Counselor Tidbits for Parents

Kids learn best when parents and teachers work as a team, and a successful partnership starts early in the year.  Here are 5 things parents can do to build that relationship and solve problems before they get out of hand:
Get to know your child's teachers-  Write a note, make an appointment, attend Open House and Parent-Teacher Conferences, but don't wait until there's a problem or your child has special needs.  It helps teachers to know everything they can about your child.
Share important information-  Doing so makes it easier for teachers to understand your child.  Many things--a family move, divorce, loved one's death, or even the birth of a baby--can affect how children learn and behave.
Find out what's expected-  Ask about homework assignments, homework and behavior policies and teacher expectations.
Volunteer-  Get involved, and volunteer throughout the year.  Your child will love having you around and you'll be making things better for all the kids at school!
Make sure your child comes to school-  On time, every day.  Attendance is important, as learning builds day by day.
The National PTA asked teachers what they wished parents would do to help their children in school, and here's what they said:
Encourage your child to do their best and encourage school attendance-  Show you believe that education is important!
Set a good example-  Actions really do speak louder than words.  When you spend time reading, for example, you show your child that reading is not only enjoyable, but useful!  Do some of your own work while your child does theirs.
Emphasize academics-  School is your child's "job!"  Other interests (sports, TV, friends, video games) must take a back seat.  When your child brings home a graded paper, sit down and discuss it!
Set a regular time for homework and provide resources at home-  Have a place for your child to study and a few basic reference materials on hand.  Doing so will make homework/study time easier.
Stay in touch-  Communicate regularly with your child's teacher, especially--but not only!--if there are problems.  You might call once a week to make sure all assignments have been completed, or utilize a notebook to correspond daily.
The Bottom Line:  When parents and teachers are on the same team, children win every time!
* Information taken from The Parent Institute's series of QuickTips

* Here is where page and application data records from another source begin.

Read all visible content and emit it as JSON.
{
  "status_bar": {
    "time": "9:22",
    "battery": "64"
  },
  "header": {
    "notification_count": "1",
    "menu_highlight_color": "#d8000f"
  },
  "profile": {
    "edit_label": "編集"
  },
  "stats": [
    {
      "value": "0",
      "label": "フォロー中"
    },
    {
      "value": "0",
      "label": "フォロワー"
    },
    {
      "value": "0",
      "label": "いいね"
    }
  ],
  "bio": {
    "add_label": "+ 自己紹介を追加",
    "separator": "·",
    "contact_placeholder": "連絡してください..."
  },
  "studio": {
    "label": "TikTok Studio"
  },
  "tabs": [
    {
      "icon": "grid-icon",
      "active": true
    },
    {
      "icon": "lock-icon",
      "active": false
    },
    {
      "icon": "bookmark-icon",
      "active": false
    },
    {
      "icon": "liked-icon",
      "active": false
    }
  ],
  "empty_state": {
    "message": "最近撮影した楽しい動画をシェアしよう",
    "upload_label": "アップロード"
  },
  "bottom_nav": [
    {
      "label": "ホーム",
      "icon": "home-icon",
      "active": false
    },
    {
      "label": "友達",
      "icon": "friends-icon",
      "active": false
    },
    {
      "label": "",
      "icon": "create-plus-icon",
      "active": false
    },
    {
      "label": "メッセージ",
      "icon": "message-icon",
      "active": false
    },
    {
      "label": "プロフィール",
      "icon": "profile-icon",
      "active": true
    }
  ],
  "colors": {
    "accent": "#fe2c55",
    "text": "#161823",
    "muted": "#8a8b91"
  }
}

Faculty Page: 
Enabling this option will replace all fonts with the Open Dyslexic font.
Enabling this option will show a high-contrast version of this site's theme.